I wonder how complete the book's bestiary is. There weren't entries for beholders, liches or dragons despite the fact that all three are mentioned elsewhere in the journal. Also, apparently minotaurs are often found in mazes. Now I know this is based on popular myth, but that was after all just one minotaur. Why in the world would any creature actually need or want to chill out in a freakin' maze?

After the bestiary I was treated to the numerous proclamations set up by the town council, which are sort of amusing. I guess it doesn't list every proclamation, but it lists a few between the Roman numerals of LIX and CCXIV. Just about every proclamation states something to the effect of "such and such area is infested with such and such monsters, so we need some adventurers to make that area safe for civilization." The town council could've saved a lot of time and paper on like 200 proclamations if they just said "Kill all the monsters you can." Also four or five specifically mention different weird stuff going down in the cemetary. Probably should've just said, "That Valhigen Graveyard is messed up! Do whatever shiz you can."

This proclamation I found particularly interesting:

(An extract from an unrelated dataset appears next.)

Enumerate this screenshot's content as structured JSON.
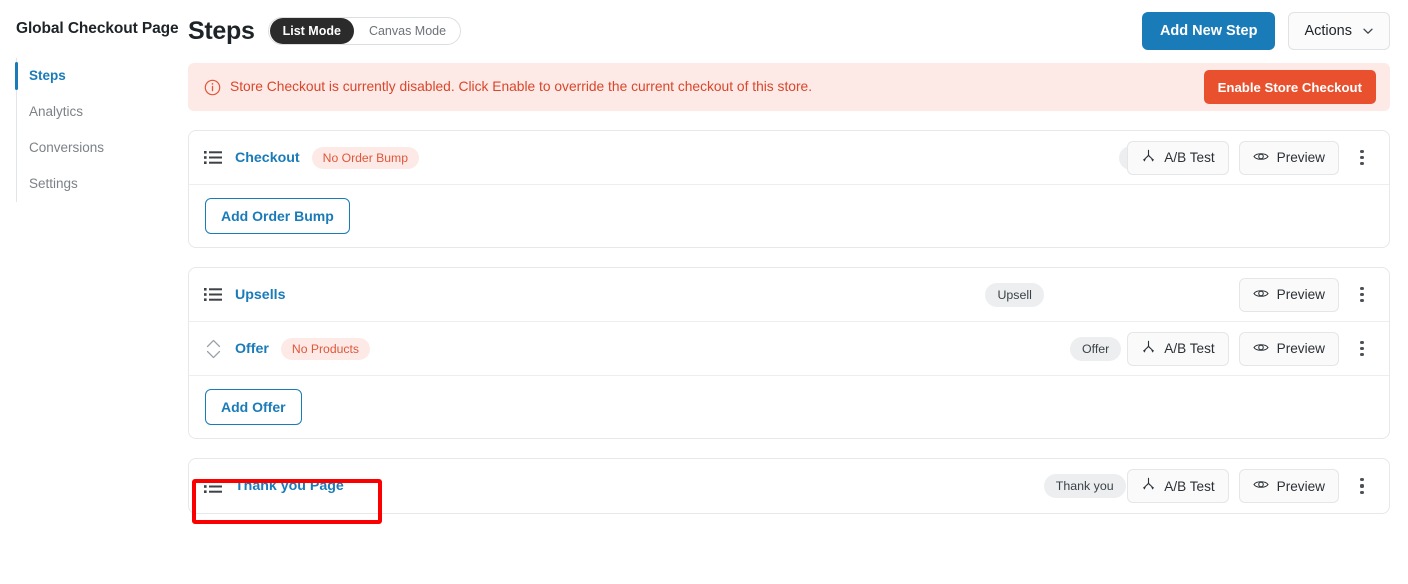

Nice to know that even in the dark times of Phlan, when a duchess is abducted heroes don't immediately go out to reclaim her, but need to cut through a small series of bureaucratic red tape in order to get the job started.

After gourging on the Adventurers Journal I glimpsed over the game instructions. That's where most of the help came in. I discovered that dwarves and elves can see in the dark and that halflings are less likely to get hit by magical attacks. I also learned that although the thought of having a cleric along for the ride seemed about as boring as having a real-world clerical job, it would be very very helpful. At this point, though, my biggest concern is whether or not I should just have everyone in the party be a human. Apparently, humans have no cap to their class levels while every other race does. Does that mean that while a dwarf fighter can class up to only level 9, a human fighter could eventually class up to level 99? Is level 9 plenty, or will I eventually need the unlimited human class to go beyond single-digit levels?

I'll be sleeping on it. At this point, I'll probably stick in a couple of humans as a fighter and magic user, a half-elf as a cleric and then maybe a dwarf as a back-up fighter. That will give me a few slots left over for some throwaway characters and NPCs.

Tomorrow maybe I'll actually start playing.


Simeon Pilgrim said...

Will be interesting to hear how you enjoy play some of the classics. I loved Pool and Curse so much I'm in the middle of a slow re-write of Curse. So I'd be interested to read how the UI/game play of the classic dos versions goes for you. Good to hear you got DOSBox working in the end.

Kameron said...

Ah, building your party. The first thing to consider is how choosing a race will affect your stats. Racial level restrictions really will only come into play if you use the same characters throughout the Gold Box series. POR has a level cap of 6 for spellcasters (clerics and magic-users), 8 for fighters and 9 for thieves (IIRC).

Humans can give you the best Strength (STR), the stat that determines you ability to hit in melee and how much damage you do, important for Fighters. Dwarves give the second best STR and the best Constitution (CON), which gives a bonus to HP, so they make good Fighters, too.

Elves have the highest Dexterity (DEX), so they make good Thieves, though I'd recommend a multi-class Fighter/Thief so you can use a bow.

The party I've found effective:
-human fighter
-dwarf fighter
-human cleric
-human magic-user
-elf fighter/magic-user
-elf fighter/thief